Going to court is daunting and the legalese you will read and hear throughout your divorce may be confusing and intimidating. At a time when your life can feel like it’s been turned upside down and inside out, sometimes the smallest bit of predictability can bring a sense of comfort. The outcome of many aspects of your divorce may be unknown, but the divorce process is predictable.

Although every divorce case is unique, you can expect the legal process to be carried out in a methodical manner with predictable phases and steps. Sometimes understanding the step-by-step process can reassure you that your divorce will reach an end.

Gaining a basic understanding of what lies ahead can help reduce your anxiety when the time comes for “pre-trials” or “depositions,” which sound intimidating. It is also an advantage to understand why each step is necessary and what the purpose is for them. Finally, understanding the divorce process will make your experience of the entire divorce easier. Yes, that is possible.

What steps are taken during the divorce process?

The divorce process in Connecticut typically involves the steps listed below.

Find an attorney.

Schedule a consultation with an attorney.

Prepare questions and gather needed documents for initial


Meet for initial consultation with attorney.

Pay retainer to attorney and sign retainer agreement.

Provide requested information and documents to your attorney.

Attorney prepares summons and complaint for divorce

and additional pendente lite (temporary) motions as discussed at your consultation

Attorney serves your spouse through a state marshal with the summons and complaint and then

files the documents with the clerk of the court.

Mandatory 90-day waiting period begins.

Parties may attend court to address temporary motions on matters

such as custody, support, and temporary possession of the family

home.
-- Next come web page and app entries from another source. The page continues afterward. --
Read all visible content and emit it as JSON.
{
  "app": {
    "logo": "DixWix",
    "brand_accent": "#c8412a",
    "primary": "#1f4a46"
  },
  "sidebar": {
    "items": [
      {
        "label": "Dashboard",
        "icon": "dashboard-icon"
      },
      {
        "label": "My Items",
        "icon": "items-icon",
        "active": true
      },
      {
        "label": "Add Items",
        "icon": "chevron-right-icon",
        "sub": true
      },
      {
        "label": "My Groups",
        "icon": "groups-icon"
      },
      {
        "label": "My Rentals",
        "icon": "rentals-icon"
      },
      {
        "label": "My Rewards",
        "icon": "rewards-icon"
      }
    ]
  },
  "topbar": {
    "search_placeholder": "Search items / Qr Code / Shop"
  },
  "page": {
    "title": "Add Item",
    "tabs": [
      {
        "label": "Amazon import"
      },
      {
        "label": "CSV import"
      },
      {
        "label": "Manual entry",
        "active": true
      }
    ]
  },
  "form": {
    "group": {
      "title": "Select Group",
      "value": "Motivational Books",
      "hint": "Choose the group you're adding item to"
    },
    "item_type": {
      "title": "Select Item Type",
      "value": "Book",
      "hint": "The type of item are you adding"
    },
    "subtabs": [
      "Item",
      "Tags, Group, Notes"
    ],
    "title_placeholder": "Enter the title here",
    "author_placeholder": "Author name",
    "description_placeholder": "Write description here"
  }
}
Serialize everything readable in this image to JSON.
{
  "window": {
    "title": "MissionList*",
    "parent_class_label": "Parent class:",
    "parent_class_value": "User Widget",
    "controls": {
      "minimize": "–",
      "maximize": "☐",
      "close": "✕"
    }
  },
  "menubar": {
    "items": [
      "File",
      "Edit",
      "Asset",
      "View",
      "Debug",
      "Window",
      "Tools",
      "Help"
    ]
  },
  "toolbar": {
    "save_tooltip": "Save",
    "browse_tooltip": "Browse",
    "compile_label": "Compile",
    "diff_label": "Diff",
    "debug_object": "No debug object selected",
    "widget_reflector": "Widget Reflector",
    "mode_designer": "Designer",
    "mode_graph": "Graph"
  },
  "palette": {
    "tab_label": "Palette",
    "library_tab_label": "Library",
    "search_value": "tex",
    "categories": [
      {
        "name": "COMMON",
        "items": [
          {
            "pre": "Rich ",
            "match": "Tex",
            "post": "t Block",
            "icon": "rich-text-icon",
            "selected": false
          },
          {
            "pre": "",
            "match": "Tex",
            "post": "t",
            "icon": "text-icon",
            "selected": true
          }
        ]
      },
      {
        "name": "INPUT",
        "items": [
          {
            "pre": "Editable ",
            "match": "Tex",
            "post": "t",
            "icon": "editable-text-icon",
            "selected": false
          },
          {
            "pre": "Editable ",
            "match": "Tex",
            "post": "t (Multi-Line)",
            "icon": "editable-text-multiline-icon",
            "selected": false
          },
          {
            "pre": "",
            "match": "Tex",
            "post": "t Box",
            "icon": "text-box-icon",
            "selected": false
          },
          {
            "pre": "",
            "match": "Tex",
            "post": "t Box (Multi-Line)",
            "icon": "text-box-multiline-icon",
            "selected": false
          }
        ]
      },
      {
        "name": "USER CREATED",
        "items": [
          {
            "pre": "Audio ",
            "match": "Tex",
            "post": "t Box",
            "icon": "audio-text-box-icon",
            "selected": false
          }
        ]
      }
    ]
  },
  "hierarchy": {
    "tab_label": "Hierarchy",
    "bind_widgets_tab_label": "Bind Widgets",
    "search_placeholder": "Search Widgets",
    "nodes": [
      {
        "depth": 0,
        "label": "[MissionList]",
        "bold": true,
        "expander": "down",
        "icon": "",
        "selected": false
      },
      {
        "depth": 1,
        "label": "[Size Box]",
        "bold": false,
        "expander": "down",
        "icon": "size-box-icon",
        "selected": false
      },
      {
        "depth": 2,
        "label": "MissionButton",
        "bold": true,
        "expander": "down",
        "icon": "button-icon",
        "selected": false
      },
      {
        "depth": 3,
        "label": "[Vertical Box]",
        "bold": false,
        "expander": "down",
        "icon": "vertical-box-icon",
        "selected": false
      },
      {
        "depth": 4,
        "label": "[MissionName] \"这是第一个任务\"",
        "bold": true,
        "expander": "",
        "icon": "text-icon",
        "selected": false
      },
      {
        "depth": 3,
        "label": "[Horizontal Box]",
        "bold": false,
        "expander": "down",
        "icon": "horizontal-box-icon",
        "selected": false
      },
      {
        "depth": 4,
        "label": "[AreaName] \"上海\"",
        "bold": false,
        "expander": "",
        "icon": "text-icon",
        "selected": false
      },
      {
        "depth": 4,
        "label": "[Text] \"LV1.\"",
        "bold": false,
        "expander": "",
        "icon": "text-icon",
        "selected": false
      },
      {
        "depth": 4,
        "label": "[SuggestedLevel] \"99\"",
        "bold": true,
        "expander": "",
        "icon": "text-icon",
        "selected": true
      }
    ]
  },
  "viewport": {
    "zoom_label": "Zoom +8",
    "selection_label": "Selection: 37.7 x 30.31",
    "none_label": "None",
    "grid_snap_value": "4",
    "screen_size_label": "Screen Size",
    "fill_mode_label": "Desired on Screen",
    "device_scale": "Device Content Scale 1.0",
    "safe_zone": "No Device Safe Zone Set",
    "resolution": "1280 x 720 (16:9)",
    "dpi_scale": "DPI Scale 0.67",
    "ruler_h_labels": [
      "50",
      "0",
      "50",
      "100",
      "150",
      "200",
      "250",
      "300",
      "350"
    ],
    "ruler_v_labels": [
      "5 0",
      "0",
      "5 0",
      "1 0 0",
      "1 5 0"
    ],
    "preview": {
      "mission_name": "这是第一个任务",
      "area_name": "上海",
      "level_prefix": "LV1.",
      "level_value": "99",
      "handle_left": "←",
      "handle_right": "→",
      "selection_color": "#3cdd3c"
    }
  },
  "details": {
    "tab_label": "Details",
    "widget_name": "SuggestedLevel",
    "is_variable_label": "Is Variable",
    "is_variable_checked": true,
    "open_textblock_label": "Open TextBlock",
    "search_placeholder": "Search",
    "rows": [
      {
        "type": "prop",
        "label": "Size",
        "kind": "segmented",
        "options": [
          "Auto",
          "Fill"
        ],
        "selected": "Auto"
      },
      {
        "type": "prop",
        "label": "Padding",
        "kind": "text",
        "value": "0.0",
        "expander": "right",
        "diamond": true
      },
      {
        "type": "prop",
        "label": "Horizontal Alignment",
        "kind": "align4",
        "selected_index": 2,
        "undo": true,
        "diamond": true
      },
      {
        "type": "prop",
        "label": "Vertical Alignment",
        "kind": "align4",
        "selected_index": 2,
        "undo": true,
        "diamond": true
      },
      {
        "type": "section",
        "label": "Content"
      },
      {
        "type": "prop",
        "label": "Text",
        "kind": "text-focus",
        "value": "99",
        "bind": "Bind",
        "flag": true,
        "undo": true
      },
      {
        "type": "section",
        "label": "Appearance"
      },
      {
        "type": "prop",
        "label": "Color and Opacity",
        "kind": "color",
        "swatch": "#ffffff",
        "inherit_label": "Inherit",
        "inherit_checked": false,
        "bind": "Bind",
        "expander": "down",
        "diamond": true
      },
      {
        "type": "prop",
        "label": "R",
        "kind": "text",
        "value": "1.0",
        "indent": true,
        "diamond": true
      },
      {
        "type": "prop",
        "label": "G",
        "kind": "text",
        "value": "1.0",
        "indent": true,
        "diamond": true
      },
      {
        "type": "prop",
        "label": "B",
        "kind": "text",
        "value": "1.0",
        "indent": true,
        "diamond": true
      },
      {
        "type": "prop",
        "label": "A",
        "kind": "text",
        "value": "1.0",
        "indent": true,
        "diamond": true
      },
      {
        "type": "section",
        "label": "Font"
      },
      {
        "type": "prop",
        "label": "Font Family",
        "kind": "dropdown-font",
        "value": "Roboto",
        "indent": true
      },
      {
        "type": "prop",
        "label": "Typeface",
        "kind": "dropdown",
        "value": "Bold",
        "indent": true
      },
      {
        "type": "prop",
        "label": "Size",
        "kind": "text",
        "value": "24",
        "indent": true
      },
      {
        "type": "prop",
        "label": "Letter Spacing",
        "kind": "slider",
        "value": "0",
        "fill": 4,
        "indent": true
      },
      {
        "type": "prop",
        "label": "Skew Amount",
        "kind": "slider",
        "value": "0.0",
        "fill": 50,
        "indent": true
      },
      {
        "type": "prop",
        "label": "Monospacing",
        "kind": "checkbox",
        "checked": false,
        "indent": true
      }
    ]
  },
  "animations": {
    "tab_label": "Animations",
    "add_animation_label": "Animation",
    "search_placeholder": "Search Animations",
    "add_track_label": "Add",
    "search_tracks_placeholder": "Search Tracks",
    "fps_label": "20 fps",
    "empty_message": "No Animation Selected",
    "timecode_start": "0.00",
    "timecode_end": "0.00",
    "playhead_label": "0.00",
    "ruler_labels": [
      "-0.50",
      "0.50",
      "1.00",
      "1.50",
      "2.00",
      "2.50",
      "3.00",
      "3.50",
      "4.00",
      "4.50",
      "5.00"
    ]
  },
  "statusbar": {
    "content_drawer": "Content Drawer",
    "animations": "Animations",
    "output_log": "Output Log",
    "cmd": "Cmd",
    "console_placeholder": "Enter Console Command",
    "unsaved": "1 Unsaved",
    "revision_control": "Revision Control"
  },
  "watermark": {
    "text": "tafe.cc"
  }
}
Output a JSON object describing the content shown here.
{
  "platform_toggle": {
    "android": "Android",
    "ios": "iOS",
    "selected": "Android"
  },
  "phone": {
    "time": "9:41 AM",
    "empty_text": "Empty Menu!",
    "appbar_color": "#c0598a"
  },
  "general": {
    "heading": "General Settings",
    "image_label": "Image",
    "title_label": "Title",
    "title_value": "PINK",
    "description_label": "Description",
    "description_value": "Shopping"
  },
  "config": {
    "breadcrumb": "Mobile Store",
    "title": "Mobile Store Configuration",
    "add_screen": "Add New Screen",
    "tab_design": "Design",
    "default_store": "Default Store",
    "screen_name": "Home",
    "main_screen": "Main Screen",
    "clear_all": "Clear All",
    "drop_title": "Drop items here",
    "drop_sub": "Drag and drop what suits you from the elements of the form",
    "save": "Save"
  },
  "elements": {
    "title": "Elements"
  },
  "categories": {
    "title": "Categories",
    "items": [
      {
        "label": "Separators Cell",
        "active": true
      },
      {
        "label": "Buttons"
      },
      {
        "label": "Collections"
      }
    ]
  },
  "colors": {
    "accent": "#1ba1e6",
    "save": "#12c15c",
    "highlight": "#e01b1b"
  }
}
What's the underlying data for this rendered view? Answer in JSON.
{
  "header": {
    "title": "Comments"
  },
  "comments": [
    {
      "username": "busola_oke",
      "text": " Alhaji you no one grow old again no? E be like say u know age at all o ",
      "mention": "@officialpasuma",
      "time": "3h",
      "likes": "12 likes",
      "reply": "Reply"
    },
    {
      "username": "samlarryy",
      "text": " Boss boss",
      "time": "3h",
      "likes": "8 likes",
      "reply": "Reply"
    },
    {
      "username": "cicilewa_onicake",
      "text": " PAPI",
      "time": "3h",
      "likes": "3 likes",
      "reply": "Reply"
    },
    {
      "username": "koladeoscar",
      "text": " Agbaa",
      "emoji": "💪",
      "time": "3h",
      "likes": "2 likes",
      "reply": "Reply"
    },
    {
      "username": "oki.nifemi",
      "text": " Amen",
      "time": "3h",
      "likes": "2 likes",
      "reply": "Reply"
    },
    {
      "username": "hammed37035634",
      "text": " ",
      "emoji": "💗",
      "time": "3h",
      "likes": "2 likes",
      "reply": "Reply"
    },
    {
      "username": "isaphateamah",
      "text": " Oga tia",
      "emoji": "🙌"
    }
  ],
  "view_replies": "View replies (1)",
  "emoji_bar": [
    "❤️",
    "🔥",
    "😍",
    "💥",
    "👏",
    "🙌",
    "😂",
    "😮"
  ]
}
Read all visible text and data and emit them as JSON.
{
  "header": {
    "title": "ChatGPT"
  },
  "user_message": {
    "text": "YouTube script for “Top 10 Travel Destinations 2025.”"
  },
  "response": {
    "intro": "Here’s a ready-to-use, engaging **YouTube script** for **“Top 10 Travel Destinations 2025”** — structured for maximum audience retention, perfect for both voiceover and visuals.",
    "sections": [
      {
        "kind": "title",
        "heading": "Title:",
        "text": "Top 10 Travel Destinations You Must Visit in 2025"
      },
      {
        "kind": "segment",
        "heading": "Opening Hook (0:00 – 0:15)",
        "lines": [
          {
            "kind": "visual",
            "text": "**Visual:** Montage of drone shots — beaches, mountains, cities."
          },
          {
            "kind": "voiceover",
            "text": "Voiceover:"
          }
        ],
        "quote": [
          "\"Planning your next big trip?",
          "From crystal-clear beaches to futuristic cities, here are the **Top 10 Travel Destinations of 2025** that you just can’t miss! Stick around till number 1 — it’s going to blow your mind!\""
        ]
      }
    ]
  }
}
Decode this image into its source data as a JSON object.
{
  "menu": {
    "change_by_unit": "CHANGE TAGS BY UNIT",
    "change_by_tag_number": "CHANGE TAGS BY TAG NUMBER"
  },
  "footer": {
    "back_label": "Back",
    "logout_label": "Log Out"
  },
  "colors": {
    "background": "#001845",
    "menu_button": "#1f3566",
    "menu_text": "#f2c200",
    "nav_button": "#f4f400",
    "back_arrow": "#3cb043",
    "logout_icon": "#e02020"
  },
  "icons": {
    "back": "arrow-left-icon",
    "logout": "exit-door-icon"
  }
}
Attorneys prepare financial affidavits and child support

guidelines for temporary hearing.

Temporary hearing held.


Parties reach agreement on temporary basis.

If there are minor children, parties

must attend a parent education class prior to the dissolution.

Both sides conduct discovery to obtain information regarding all

relevant facts. Obtain valuations of all assets, including expert

opinions if needed.

Confer with attorney to review facts, identify issues, assess

strengths and weaknesses of case, review strategy, and develop

proposal for settlement.

Spouses, with support of attorneys, attempt to reach agreement through written proposals, mediation, settlement conferences, or other negotiation.

Parties reach agreement on all issues.


Trial dates are selected.

Parties prepare for trial on unresolved issues.

Trial preparations proceed including preparation of witnesses,

trial exhibits, legal research on contested issues, pretrial motions,

trial brief, preparation of direct and cross examination of

witnesses, preparation of opening statement, subpoena of

witnesses, closing argument and suggestions to the court.

Meet with attorney for final trial preparation.


Judge makes decision.

Parties make payments and sign

documents (deeds or titles) pursuant to decree.

Documents required to divide retirement accounts and ensure the payment of

child support submitted to the court.

Pay any remaining balance due on attorney’s fees or receive refund.